MSF Calls on G7 Leaders to Urgently Address Critical Gaps in Global Response to Public Health Emergencies

New York/Ise-Shima/Geneva—As the leaders of the G7 countries gather in Ise-Shima, Japan over the next two days, the international medical humanitarian organization Doctors Without Borders/Médecins Sans Frontières (MSF) is urging them to make a bold commitment to prioritize a better global response to public health emergencies and to take action to encourage the research and development (R&D) and affordable pricing of critical medicines.

Global Health Systems: “Don’t build a hospital without an emergency room”

MSF is urging G7 leaders to make a bold commitment this week to ensure adequate and timely responses to global health emergencies.

“Special attention must to be given to ensure that responding to health emergencies remains central in all discussions on health security and universal health coverage (UHC),” said Dr. Monica Rull, operations health advisor of MSF-Switzerland. “Strengthening emergency response must be guided by the health needs of those caught in crisis, instead of being triggered only when it is considered an international security threat.”

The laudable goal of universal health coverage is for no one to suffer financial hardship to access healthcare and should be strived for. But it is clear the needs and threats of mass disease epidemics persist, from flare-ups of Ebola cases earlier this year in West Africa to the current outbreak of Yellow Fever in Angola.

The situation today is a critically limited emergency response capacity in some fragile and developing countries. The G7 countries should take the opportunity to lead the international community in doing more to cover the gaps where countries cannot cope alone, or where part of the population is neglected or marginalized.

“Strengthening global health systems without increasing the capacity and resources to respond to emergencies is like building a hospital, but forgetting to include an emergency room,” said Jeremie Bodin, general director of MSF-Japan.

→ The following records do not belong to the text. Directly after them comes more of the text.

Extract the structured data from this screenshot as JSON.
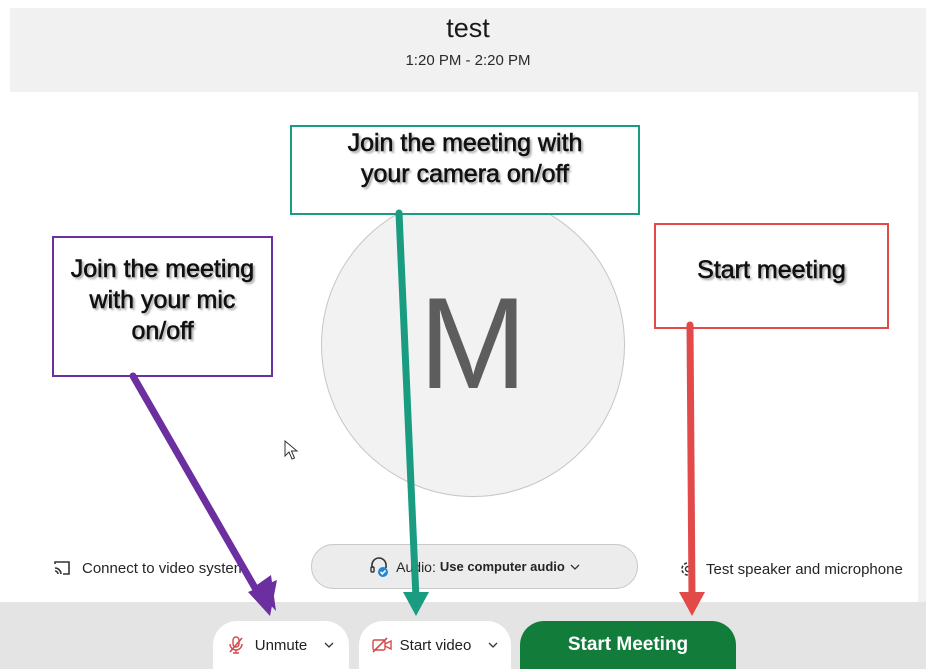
{
  "meeting": {
    "title": "test",
    "time_range": "1:20 PM - 2:20 PM"
  },
  "preview": {
    "avatar_initial": "M"
  },
  "device_bar": {
    "connect_label": "Connect to video system",
    "connect_icon": "cast-icon",
    "audio_prefix": "Audio:",
    "audio_value": "Use computer audio",
    "audio_icon": "headset-icon",
    "test_label": "Test speaker and microphone",
    "test_icon": "gear-icon"
  },
  "controls": {
    "unmute_label": "Unmute",
    "unmute_icon": "muted-mic-icon",
    "video_label": "Start video",
    "video_icon": "video-off-icon",
    "start_label": "Start Meeting"
  },
  "annotations": {
    "camera": [
      "Join the meeting with",
      "your camera on/off"
    ],
    "mic": [
      "Join the meeting",
      "with your mic",
      "on/off"
    ],
    "start": [
      "Start meeting"
    ]
  },
  "colors": {
    "start_button": "#127c3b",
    "mic_annotation": "#6b2fa0",
    "camera_annotation": "#1a9c80",
    "start_annotation": "#e24a4a",
    "muted_icon": "#d64a4a"
  }
}
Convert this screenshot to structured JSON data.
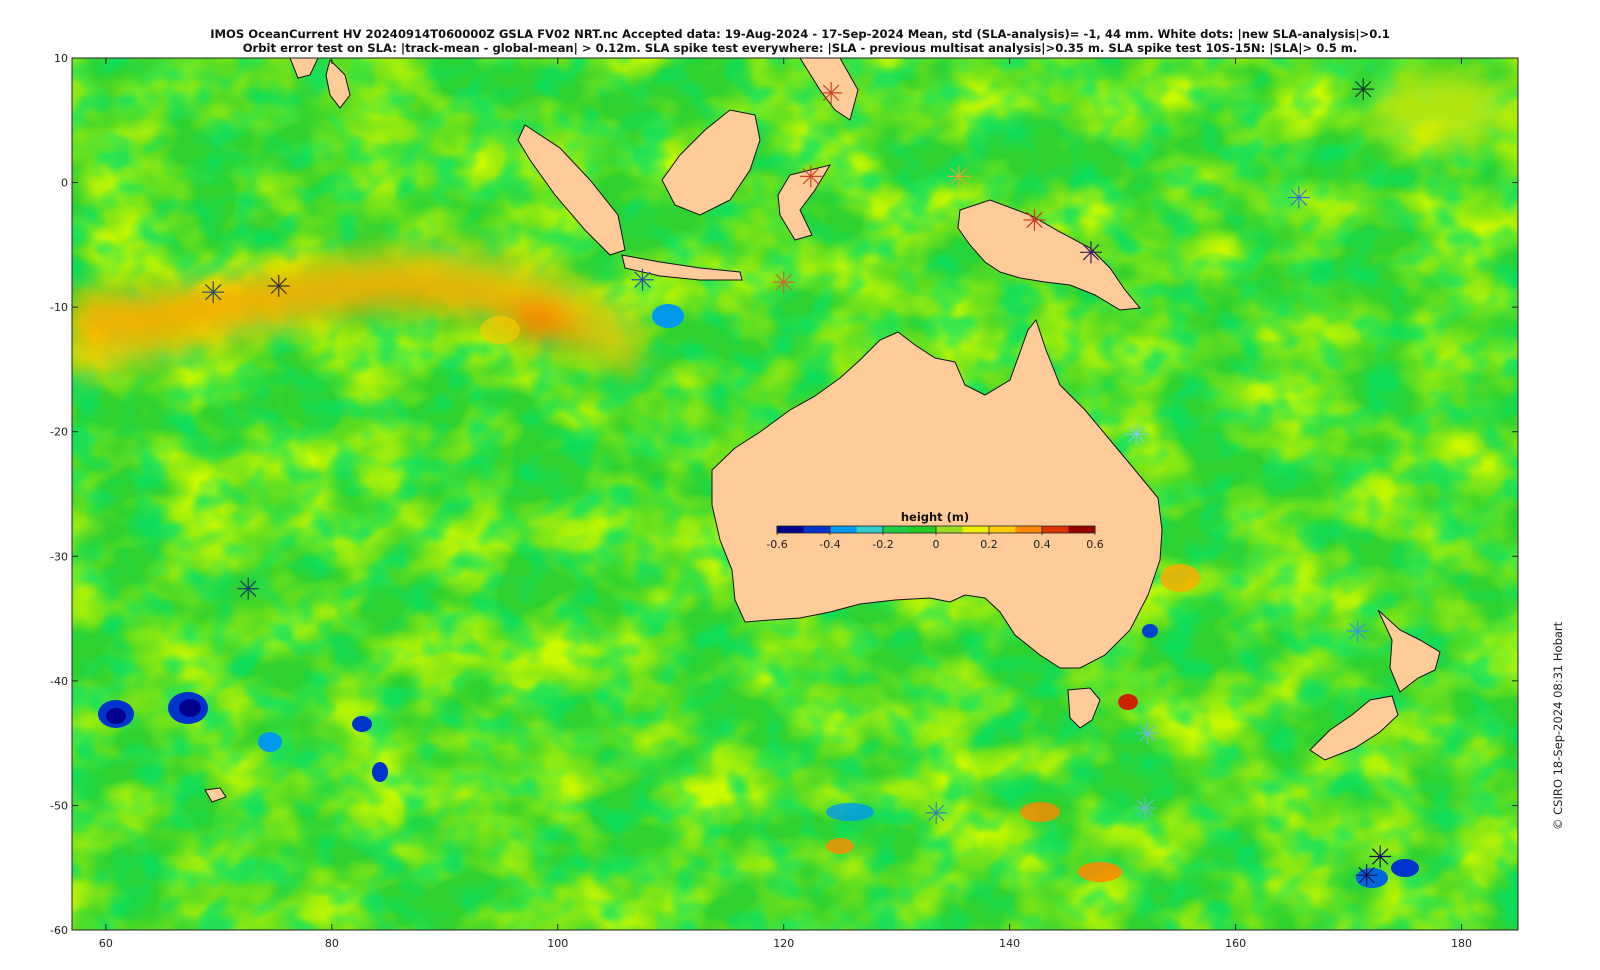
{
  "title": {
    "line1": "IMOS OceanCurrent HV 20240914T060000Z GSLA FV02 NRT.nc  Accepted data: 19-Aug-2024 - 17-Sep-2024 Mean, std (SLA-analysis)= -1, 44 mm. White dots: |new SLA-analysis|>0.1",
    "line2": "Orbit error test on SLA: |track-mean  - global-mean| > 0.12m.  SLA spike test everywhere: |SLA - previous multisat analysis|>0.35 m. SLA spike test 10S-15N: |SLA|> 0.5 m."
  },
  "credit": "© CSIRO 18-Sep-2024 08:31 Hobart",
  "map": {
    "lon_range": [
      57,
      185
    ],
    "lat_range": [
      -60,
      10
    ],
    "x_ticks": [
      "60",
      "80",
      "100",
      "120",
      "140",
      "160",
      "180"
    ],
    "y_ticks": [
      "10",
      "0",
      "-10",
      "-20",
      "-30",
      "-40",
      "-50",
      "-60"
    ],
    "land_color": "#ffcc99",
    "ocean_base_color": "#2fd12f"
  },
  "colorbar": {
    "label": "height (m)",
    "ticks": [
      "-0.6",
      "-0.4",
      "-0.2",
      "0",
      "0.2",
      "0.4",
      "0.6"
    ],
    "range": [
      -0.6,
      0.6
    ],
    "colors": [
      "#00008f",
      "#0033cc",
      "#0099ee",
      "#33cccc",
      "#22cc44",
      "#22cc22",
      "#99dd22",
      "#eeee00",
      "#ffcc00",
      "#ff8800",
      "#dd3300",
      "#990000"
    ]
  },
  "markers": [
    {
      "lon": 69.5,
      "lat": -8.8,
      "color": "#2a4a6a"
    },
    {
      "lon": 75.3,
      "lat": -8.3,
      "color": "#333333"
    },
    {
      "lon": 72.6,
      "lat": -32.6,
      "color": "#1a3a66"
    },
    {
      "lon": 107.5,
      "lat": -7.8,
      "color": "#2255aa"
    },
    {
      "lon": 124.2,
      "lat": 7.2,
      "color": "#cc4422"
    },
    {
      "lon": 122.4,
      "lat": 0.5,
      "color": "#cc4422"
    },
    {
      "lon": 120.0,
      "lat": -8.0,
      "color": "#cc6633"
    },
    {
      "lon": 135.5,
      "lat": 0.5,
      "color": "#ddaa33"
    },
    {
      "lon": 142.2,
      "lat": -3.0,
      "color": "#cc3322"
    },
    {
      "lon": 147.2,
      "lat": -5.6,
      "color": "#332266"
    },
    {
      "lon": 171.3,
      "lat": 7.5,
      "color": "#1a3a2a"
    },
    {
      "lon": 165.6,
      "lat": -1.2,
      "color": "#3377cc"
    },
    {
      "lon": 151.2,
      "lat": -20.2,
      "color": "#88ccdd"
    },
    {
      "lon": 170.8,
      "lat": -36.0,
      "color": "#3399dd"
    },
    {
      "lon": 152.2,
      "lat": -44.2,
      "color": "#66bbdd"
    },
    {
      "lon": 152.0,
      "lat": -50.2,
      "color": "#66bbdd"
    },
    {
      "lon": 133.5,
      "lat": -50.6,
      "color": "#3388aa"
    },
    {
      "lon": 172.8,
      "lat": -54.1,
      "color": "#111155"
    },
    {
      "lon": 171.6,
      "lat": -55.6,
      "color": "#111155"
    }
  ]
}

Lower the price of lifesaving medicines: Follow France’s lead on access to medicines

MSF commends the French government for taking the lead in putting the issue of access to medicines – including exorbitant medicine prices – and a lack of research and development into needed medicines high on the agenda. Yet it has faced strong opposition from other members of the G7 in its effort to make a clear statement that G7 countries will take a lead in addressing access to medicines issues, including pricing.

The G7 should change course and not only prioritise this discussion, but also to strongly support the mandate and work of the ongoing UN Secretary-General’s High-level Panel on Access to Medicines.

 “Every day in our projects, we see the consequences people face because medicine prices are too high, or because the treatments they need simply don’t exist,” said Dr. Greg Elder, medical coordinator of MSF’s Access Campaign.

“Yet today this is a global crisis, and merits the attention of the world’s most powerful countries to take action. The global spotlight is on governments to finally get their heads out of the sand and come up with a solution so that all people can access the medicines they need to stay alive and healthy. They must also wake up to fact that universal health coverage will just be an impossible dream without addressing high prices.”

Public attention has focused on the exorbitant prices of new hepatitis C medicines, which pharmaceutical companies have priced at up to $1,000 per pill (or close to $100,000 per treatment course), leading to global treatment rationing for a deadly disease that afflicts 150 million people and kills 700,000 each year. 

Today, even with new drugs that can provide a cure in 12 weeks, hepatitis C is the leading cause of death from infectious diseases in the United States. At the same time, there is increasing outrage at the lack of antibiotics to treat people’s drug-resistant infections, which a recent UK government report predicts could kill 10 million people per year by 2050.

Ebola is another glaring example where no vaccines or treatments existed to tackle a disease that was spiraling out of control. These examples reflect an urgent need to change the way pharmaceutical research is conducted so that research is geared towards meeting essential health needs and so people can access needed medicines at an affordable price.

“Governments must stop prioritizing trade over human lives,” said Nathalie Ernoult of MSF’s Access Campaign. “Time is running out and everyone is watching closely how the G7 governments will take this forward.”